Stored entries

>>>

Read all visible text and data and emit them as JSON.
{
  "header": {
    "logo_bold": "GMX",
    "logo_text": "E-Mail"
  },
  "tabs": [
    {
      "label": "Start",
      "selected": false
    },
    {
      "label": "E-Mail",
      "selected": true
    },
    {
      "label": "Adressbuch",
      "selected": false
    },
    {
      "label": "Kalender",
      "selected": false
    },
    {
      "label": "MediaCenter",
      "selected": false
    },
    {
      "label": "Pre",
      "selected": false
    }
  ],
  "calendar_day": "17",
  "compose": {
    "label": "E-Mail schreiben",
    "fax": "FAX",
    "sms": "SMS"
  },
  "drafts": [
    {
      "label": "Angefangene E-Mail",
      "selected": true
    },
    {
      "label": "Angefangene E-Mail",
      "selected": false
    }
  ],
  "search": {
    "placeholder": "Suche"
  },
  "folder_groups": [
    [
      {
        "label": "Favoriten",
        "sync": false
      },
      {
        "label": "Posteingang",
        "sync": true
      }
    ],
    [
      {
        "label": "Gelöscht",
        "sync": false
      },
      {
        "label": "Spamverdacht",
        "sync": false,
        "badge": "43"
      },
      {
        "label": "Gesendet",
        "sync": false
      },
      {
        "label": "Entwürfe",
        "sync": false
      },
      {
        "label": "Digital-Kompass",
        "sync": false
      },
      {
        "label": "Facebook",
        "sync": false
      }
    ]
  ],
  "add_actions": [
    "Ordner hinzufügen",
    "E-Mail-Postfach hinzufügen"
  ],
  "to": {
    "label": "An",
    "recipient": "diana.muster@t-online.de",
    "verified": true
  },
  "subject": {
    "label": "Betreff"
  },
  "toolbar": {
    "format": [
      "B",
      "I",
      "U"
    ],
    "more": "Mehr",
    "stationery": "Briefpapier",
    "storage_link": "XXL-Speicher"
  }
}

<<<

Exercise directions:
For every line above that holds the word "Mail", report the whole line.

Expected output:
    "logo_text": "E-Mail"
      "label": "E-Mail",
    "label": "E-Mail schreiben",
      "label": "Angefangene E-Mail",
      "label": "Angefangene E-Mail",
    "E-Mail-Postfach hinzufügen"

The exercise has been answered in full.